The ontological status of Philippe de Vitry (1291-1361) escapes easy classification even more than that of his contemporary, ‘secretary-poet-musician’ (Leach 2011) Guillaume de Machaut (c. 1300-1377). Vitry personally might have seen himself first and foremost as a cleric, pursuing a career that led him from studies at Paris University into service to two noble houses within the extended French royal family (Bourbon and Valois), culminating in his appointment as bishop of Meaux (1351-61). Having fulfilled relatively straightforward functions for his aristocratic patrons at first, including legal counsel and notary, he acquired important posts within the Valois administration following Philip of Valois’s accession to the French throne (1328), at the same time serving as royal propagandist, diplomat, and tutor to Philip’s children. Hailing (probably) from Artois, his own family included several brothers also active in French politics. He befriended the likes of Petrarch and of Pierre Roger, archbishop of Rouen, later Pope Clement VI (1342-52), possibly one of Philippe’s student friends. He was a scholar of music, theology, and astronomy, an early humanist, a poet working in Latin and Old French, a singer, and – last but not least - a composer. His reputation extended far beyond France into England, Italy, Central Europe and Cyprus, and endured well into the fifteenth century. His fame was revived by musicologists who see him as one of the key instigators of the so-called ‘ars nova’.

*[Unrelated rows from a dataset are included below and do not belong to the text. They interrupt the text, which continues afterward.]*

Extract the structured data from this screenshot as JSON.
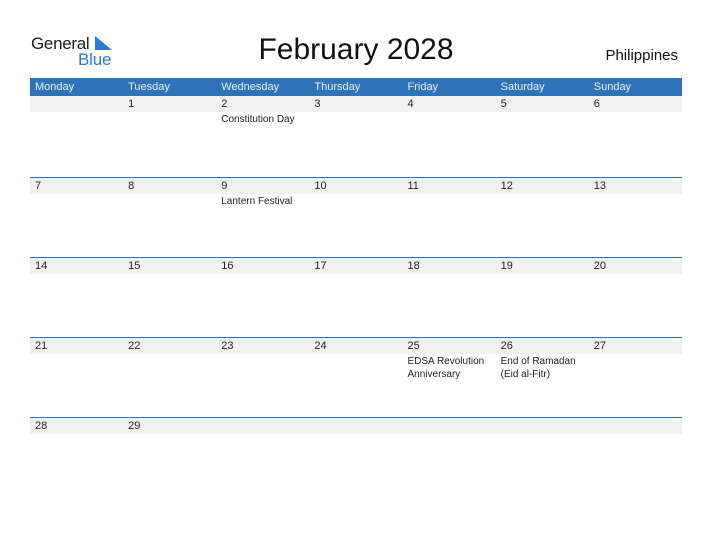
{
  "logo": {
    "word1": "General",
    "word2": "Blue",
    "accent": "#2a7ad0"
  },
  "title": "February 2028",
  "country": "Philippines",
  "colors": {
    "header_bg": "#2e73b8",
    "day_bg": "#f1f1f1"
  },
  "weekdays": [
    "Monday",
    "Tuesday",
    "Wednesday",
    "Thursday",
    "Friday",
    "Saturday",
    "Sunday"
  ],
  "weeks": [
    [
      {
        "day": "",
        "event": ""
      },
      {
        "day": "1",
        "event": ""
      },
      {
        "day": "2",
        "event": "Constitution Day"
      },
      {
        "day": "3",
        "event": ""
      },
      {
        "day": "4",
        "event": ""
      },
      {
        "day": "5",
        "event": ""
      },
      {
        "day": "6",
        "event": ""
      }
    ],
    [
      {
        "day": "7",
        "event": ""
      },
      {
        "day": "8",
        "event": ""
      },
      {
        "day": "9",
        "event": "Lantern Festival"
      },
      {
        "day": "10",
        "event": ""
      },
      {
        "day": "11",
        "event": ""
      },
      {
        "day": "12",
        "event": ""
      },
      {
        "day": "13",
        "event": ""
      }
    ],
    [
      {
        "day": "14",
        "event": ""
      },
      {
        "day": "15",
        "event": ""
      },
      {
        "day": "16",
        "event": ""
      },
      {
        "day": "17",
        "event": ""
      },
      {
        "day": "18",
        "event": ""
      },
      {
        "day": "19",
        "event": ""
      },
      {
        "day": "20",
        "event": ""
      }
    ],
    [
      {
        "day": "21",
        "event": ""
      },
      {
        "day": "22",
        "event": ""
      },
      {
        "day": "23",
        "event": ""
      },
      {
        "day": "24",
        "event": ""
      },
      {
        "day": "25",
        "event": "EDSA Revolution\nAnniversary"
      },
      {
        "day": "26",
        "event": "End of Ramadan\n(Eid al-Fitr)"
      },
      {
        "day": "27",
        "event": ""
      }
    ],
    [
      {
        "day": "28",
        "event": ""
      },
      {
        "day": "29",
        "event": ""
      },
      {
        "day": "",
        "event": ""
      },
      {
        "day": "",
        "event": ""
      },
      {
        "day": "",
        "event": ""
      },
      {
        "day": "",
        "event": ""
      },
      {
        "day": "",
        "event": ""
      }
    ]
  ]
}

Against such a background (‘data-poor’ but exceptionally rich in hermeneutic possibilities), any additional material coming to light acquires unusual importance. In my paper, I shall review the state of Vitry research today, then introduce a new source I discovered recently in the Middle Rhine region of Germany. I conclude with some methodological considerations: How to grasp the complexities of a past where even the word for music (musica) means something different from what it means to us?